Cipanio S. 1, Oggionio R. 1, Manganio V. 1, Bellandi G. 2, Ercolini L. 2, Michelagnoli S. 2
1 Department of Anesthesia and Intensive Care, Nuovo Ospedale S. Giovanni di Dio, Florence, Italy;
2 Department of Vascular Surgery, Nuovo Ospedale S. Giovanni di Dio, Florence, Italy

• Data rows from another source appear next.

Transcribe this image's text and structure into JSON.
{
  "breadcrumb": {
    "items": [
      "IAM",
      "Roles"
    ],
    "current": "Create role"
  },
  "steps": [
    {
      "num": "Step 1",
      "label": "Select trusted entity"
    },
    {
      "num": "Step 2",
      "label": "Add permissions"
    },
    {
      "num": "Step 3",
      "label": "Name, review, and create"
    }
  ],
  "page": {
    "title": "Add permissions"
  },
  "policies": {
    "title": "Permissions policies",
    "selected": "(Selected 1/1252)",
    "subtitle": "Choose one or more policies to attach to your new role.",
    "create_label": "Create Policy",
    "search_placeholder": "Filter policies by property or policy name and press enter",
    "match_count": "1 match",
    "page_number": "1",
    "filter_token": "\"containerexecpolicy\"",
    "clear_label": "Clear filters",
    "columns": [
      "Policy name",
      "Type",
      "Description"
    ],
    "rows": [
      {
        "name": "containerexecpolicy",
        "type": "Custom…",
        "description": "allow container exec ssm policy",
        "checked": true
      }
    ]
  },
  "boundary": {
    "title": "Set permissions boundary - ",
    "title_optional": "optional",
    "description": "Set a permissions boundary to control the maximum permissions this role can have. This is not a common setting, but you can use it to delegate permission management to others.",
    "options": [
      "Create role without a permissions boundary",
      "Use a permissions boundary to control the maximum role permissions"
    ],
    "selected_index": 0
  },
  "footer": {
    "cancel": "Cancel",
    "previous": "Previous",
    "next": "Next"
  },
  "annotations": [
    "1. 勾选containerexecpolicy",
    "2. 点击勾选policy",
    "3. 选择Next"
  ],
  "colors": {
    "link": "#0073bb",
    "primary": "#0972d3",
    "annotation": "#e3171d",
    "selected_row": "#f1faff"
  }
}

Central venous catheterisation may sometimes be associated with life-threatening complications. Of these, subclavian artery puncture (infraclavicular approach), though seldom, (incidence 1-2%) following accidental arterial cannulation, may lead to arterial occlusion, embolism, pseudoaneurysms, vessel laceration or dissection or fatal hemorrhaging. Such complications may be even more severe in critically ill patients requiring systemic anticoagulation therapy or those with acute coagulation dysfunction. The authors report a case of an accidental cannulation of the subclavian artery with a central catheter and its successful removal using an endovascular cover stent positioned via a percutaneous approach. The cover stent can be employed to occlude arterial lacerations. This device was preferred because of the patient’s severe clinical condition (a 77-year-old woman with acute right heart thrombosis, atrial hyperkinetic arrhythmia, and cardiogenic shock requiring hemodynamic invasive monitoring and systemic thrombolysis) and because of the presenting anatomical and vascular characteristics (lack of space between introduction site and left ventricle, retroclavicular medial location) that did not permit a safe conventional surgical approach (thoracotomy). Echocolor Doppler sonography was a valuable aid in preoperative assessment, measurement of arterial diameter and cover stent sizing. The procedure was performed under general anesthesia 6 days after admission to the intensive care unit without sequelae. In conclusion, the endovascular procedure permitted safe removal of the arterial catheter without complications. A possible alternative to conventional procedures, the endovascular technique may offer an adequate choice for treating acutely ill patients ineligible for invasive interventions.